Kim Quillen of the Chicago Tribune said the newspaper is doing stories about how to look for a job amid the pandemic, as many readers are out of work, and looking at the gradual restarting of businesses, the next phase of the story.
“We’re keeping our focus on the economic impact and the various ways it touches our lives, whether it’s the food we get, the impact on our savings and being out of work,” Quillen said. “On a certain level, everyone is a business and economic reporter. There’s this giant economic crisis that’s being unspooled.”
Journalism will change, too, post-pandemic, said Subramanian. “We’ve hit the reset button and we don’t know what’s going to emerge from that.”
Advertising has collapsed even further during the crisis. “All of these models are continuing to implode. There’s hunkering down and being fearful, but there’s also thinking creatively.”
Bruzzese said the struggles of rural hospitals are an important story. “What will state and federal governments do to make sure we don’t lose them entirely? And the whole world of telemedicine. We’ve heard the promises for years. Is this the event that pushes it over those hurdles – is the value so much clearer?”
Subramanian is curious about the long-term impact on food workers and the food supply. “Environmental rollbacks that were already underway are continuing to happen. Human health and the environment are so interlinked.” She also wonders how to communicate long-term crises, such as climate change, and “how we overcome aspects of our brains that can’t deal with the faraway. How to translate conceptual things people are struggling with.”
Journalism students covering the pandemic can tap into multiple departments across campuses for information, Parker said, adding “A lot of the untold stories out there are on pockets of vulnerability. Part of that is understanding what’s happening in these vulnerable communities whether it’s about race or age or ethnicity.”
Added Geisler, “No matter who we are, we have to be looking at who’s not at the table.”
Davis advised, “If you are still in school, take a statistics class online. Every individual in America should have a basic understanding of statistics.” Also, leverage a network that allows you to connect with local communities.
“An effort to tamp down panic is a mistake,” said Freyer. “You’ve got to separate reasonable fear from panic. Fear is a very important motivator. It gets people to do what they need to do to protect themselves.”

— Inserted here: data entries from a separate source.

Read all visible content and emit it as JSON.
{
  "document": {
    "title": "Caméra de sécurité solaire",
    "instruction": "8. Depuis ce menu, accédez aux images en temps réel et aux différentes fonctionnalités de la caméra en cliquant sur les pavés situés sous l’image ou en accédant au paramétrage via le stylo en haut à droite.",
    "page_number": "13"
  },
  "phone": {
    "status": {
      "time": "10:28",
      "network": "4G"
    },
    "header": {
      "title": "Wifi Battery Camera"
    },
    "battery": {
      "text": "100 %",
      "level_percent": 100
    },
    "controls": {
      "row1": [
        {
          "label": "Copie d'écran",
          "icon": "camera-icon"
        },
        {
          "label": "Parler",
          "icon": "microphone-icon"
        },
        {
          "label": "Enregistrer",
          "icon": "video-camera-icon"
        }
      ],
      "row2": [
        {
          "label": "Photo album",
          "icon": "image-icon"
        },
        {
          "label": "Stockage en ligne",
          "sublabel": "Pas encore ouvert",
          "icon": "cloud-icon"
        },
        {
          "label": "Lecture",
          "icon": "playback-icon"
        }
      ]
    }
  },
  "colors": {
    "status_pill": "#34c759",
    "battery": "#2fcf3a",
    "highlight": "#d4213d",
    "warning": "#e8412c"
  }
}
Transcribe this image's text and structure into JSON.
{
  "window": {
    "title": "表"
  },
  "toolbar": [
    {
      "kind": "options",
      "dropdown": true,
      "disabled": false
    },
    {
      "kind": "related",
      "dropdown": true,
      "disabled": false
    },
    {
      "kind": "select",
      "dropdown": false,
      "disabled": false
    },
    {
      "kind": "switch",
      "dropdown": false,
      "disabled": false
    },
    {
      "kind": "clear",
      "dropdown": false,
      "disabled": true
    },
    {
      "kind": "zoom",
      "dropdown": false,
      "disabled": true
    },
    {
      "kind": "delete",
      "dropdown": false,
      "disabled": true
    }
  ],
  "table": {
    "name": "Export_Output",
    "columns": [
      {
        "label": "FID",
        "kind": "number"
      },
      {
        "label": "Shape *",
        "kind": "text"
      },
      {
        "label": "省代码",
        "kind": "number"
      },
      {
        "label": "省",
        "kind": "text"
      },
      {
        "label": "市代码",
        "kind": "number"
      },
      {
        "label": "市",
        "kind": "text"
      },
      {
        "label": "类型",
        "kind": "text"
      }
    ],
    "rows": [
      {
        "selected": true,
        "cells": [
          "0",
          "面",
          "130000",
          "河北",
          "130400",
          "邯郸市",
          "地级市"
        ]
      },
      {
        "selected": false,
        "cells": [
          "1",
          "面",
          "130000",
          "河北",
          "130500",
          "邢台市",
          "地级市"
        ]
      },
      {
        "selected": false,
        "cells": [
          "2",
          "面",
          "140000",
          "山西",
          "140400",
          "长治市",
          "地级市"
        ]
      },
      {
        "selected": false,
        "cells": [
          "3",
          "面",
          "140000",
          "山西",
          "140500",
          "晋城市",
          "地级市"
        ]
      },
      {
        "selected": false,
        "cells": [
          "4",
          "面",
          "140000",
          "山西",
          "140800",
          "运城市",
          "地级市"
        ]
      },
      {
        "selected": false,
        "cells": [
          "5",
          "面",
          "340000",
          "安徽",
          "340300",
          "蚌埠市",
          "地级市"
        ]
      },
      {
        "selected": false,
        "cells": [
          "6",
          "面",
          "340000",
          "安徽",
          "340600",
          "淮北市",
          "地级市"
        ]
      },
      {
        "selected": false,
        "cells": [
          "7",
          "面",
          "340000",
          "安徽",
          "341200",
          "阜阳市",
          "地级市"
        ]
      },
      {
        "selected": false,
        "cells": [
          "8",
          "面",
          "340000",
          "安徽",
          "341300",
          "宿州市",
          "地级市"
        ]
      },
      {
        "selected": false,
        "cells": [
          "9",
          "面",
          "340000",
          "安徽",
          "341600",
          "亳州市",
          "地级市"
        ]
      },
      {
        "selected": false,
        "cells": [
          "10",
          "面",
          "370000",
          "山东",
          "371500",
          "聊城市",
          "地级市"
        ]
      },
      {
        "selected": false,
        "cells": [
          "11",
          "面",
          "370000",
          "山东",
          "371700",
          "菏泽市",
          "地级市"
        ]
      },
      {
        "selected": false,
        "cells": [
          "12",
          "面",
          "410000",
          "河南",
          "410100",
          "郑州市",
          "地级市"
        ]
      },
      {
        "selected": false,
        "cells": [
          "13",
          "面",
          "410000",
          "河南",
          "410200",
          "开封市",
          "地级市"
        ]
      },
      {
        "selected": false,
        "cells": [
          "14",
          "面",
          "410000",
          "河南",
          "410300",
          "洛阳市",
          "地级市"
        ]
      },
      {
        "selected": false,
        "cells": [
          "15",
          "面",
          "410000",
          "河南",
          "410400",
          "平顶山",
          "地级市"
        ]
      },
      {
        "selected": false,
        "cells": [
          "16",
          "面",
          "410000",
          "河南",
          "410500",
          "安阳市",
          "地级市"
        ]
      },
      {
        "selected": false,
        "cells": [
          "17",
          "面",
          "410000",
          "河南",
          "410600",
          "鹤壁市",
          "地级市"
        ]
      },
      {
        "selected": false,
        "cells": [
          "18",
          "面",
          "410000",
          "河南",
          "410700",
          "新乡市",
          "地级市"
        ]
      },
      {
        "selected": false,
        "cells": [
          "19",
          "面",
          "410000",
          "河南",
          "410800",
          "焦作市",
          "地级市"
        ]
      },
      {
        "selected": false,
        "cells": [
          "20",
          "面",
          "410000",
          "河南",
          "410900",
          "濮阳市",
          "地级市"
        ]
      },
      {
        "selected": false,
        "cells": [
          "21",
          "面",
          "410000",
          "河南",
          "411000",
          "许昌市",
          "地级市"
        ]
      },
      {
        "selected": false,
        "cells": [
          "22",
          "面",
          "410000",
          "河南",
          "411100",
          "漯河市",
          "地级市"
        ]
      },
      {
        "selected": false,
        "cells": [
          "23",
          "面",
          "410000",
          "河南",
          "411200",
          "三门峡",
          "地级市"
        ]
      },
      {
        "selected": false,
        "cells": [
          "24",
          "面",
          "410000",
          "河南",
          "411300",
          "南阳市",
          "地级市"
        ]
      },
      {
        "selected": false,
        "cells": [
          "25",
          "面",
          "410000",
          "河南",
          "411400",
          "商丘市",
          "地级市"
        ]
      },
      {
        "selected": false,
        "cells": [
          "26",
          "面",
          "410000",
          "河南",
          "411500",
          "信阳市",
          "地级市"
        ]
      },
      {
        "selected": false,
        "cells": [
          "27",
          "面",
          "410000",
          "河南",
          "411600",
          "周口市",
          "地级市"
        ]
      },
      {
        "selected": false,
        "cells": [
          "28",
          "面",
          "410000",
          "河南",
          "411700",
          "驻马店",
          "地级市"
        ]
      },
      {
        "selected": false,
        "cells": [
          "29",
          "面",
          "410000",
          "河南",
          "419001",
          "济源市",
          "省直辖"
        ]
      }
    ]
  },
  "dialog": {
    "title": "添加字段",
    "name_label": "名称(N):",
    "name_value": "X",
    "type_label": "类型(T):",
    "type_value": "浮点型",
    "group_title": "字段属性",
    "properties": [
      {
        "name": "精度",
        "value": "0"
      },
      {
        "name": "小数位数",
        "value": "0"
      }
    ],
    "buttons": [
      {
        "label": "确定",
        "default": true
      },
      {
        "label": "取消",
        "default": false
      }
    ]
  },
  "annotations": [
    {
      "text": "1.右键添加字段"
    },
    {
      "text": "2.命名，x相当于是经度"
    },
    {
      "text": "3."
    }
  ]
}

The most important thing journalists can do sometimes, she said, is to say “This is what we know and this is what we don’t know.”